We haven’t heard from any consumers who have actually had systems removed by a company due to a canceled contract (although this happens fairly regularly with commercial customers). Instead, ADT and other companies that maintain ownership of installed equipment simply “abandon” the equipment. Our view is that it’s always better to be safe rather than sorry, and we advise homeowners to deal with companies that sell you a system you’ll own.
What Are Your Monitoring Service Options?
Once equipment is installed, some companies allow you to contract with any service you choose for monitoring, while others require you to use their monitoring service for a specific period of time (usually two or three years). Some companies give big breaks on equipment and installation costs if you sign on with them for monitoring.
If you’re not satisfied with the quality or price of a company that locks you into its monitoring service, it will cost plenty to take your business elsewhere: You’ll have to continue paying for the duration of the original contract or pay a hefty cancellation penalty.
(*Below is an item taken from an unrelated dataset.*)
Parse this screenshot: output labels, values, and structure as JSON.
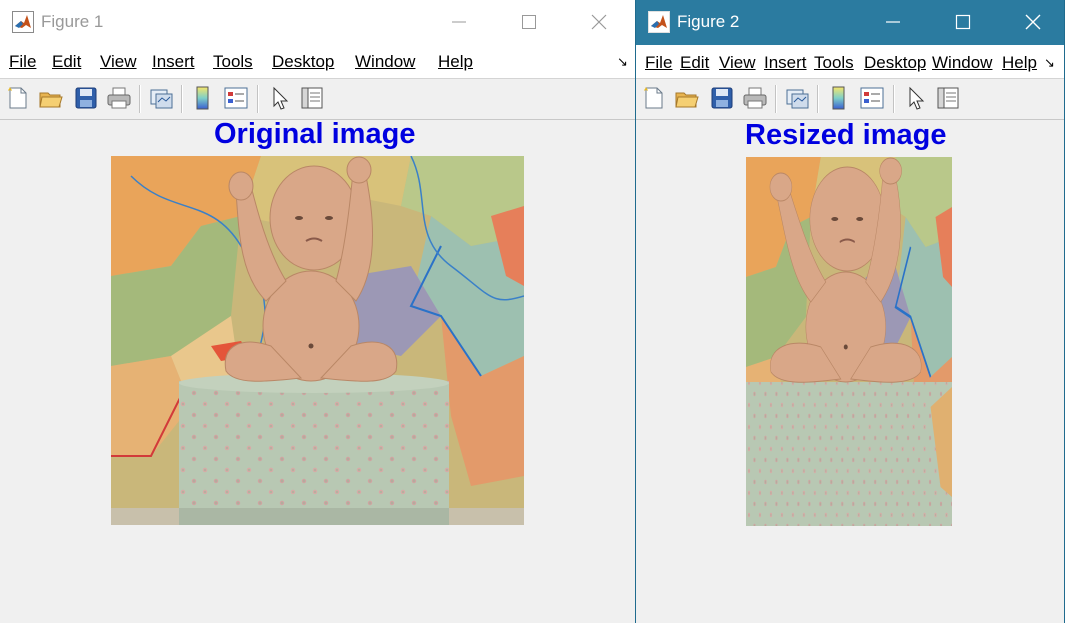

Some companies also make it difficult to switch monitoring services to another company even after the contract term is up. With most types of equipment, it is easy to switch companies. The new company just has to come to your home and reprogram the device that communicates with the central station. But to take over monitoring of the equipment, the new company will need to know the system’s programming code, and some companies refuse to provide these codes to their customers—or to the customers’ new monitoring service. If the new company can’t obtain these codes to reset the system, it might have to replace part or all of the control panel components, which can be expensive.
To maintain flexibility in choosing monitoring service, ask prospective installation companies to either supply you upfront with their systems’ programming codes or agree to come out to reset their systems, if requested. Because resetting the system usually involves a service call, it’s reasonable for a company to charge a fee for that work. Any such fee should be indicated on the written contract.
Our shoppers collected monitoring prices from the companies listed in our Ratings Tables. Most alarm installation companies do not actually perform the monitoring service, but simply act as sales agents for monitoring companies. Monitoring costs vary widely, as shown on the table below.
|Prices Quoted for Central Station Monitoring
Costs include required setup fees and available discounts for committing to service for 3 years
|Company||Landline monitoring for 3 years||Cellular monitoring for 3 years|
|ADT Security Services||$1,044||—1|
|Alarmguard Security Systems||$828||$1,388|
|Froula Alarm Systems||$1,050||$1,697|
|Guardian Security Systems||$1,137||$1,425|
|Home Safety Research||$1,078||$1,738|
|Puget Sound Alarm/Guard Assurance||$1,175||$1,230|
1 Insufficient data. Company would not quote prices for this service over the phone to our shoppers.
What Are the Payment Terms?
When obtaining bids for alarm system installation, discuss payment terms. The more you can pay after the job is complete, the better. The best arrangement is to pay a chunk of the installation price 15 or 30 days after completion: It gives you maximum leverage if any problems need to be corrected.
Check also the company’s monitoring agreement for any provisions that require auto-renewal of its monitoring service. Some companies will—without prior notification from customers within a fairly short window of time—automatically renew their monitoring service for a year or more. Because some companies routinely increase their monthly monitoring charges, strict auto-renewing agreements can be bad deals for you.
Will They Deal with the Paperwork?
Many jurisdictions require homeowners to register their alarm systems. The company you use should provide the required paperwork, and many will submit it for you. Most registrations either are free or require a nominal administrative fee. Some registrations must be renewed every few years. Your installer should inform you of the requirements in your area.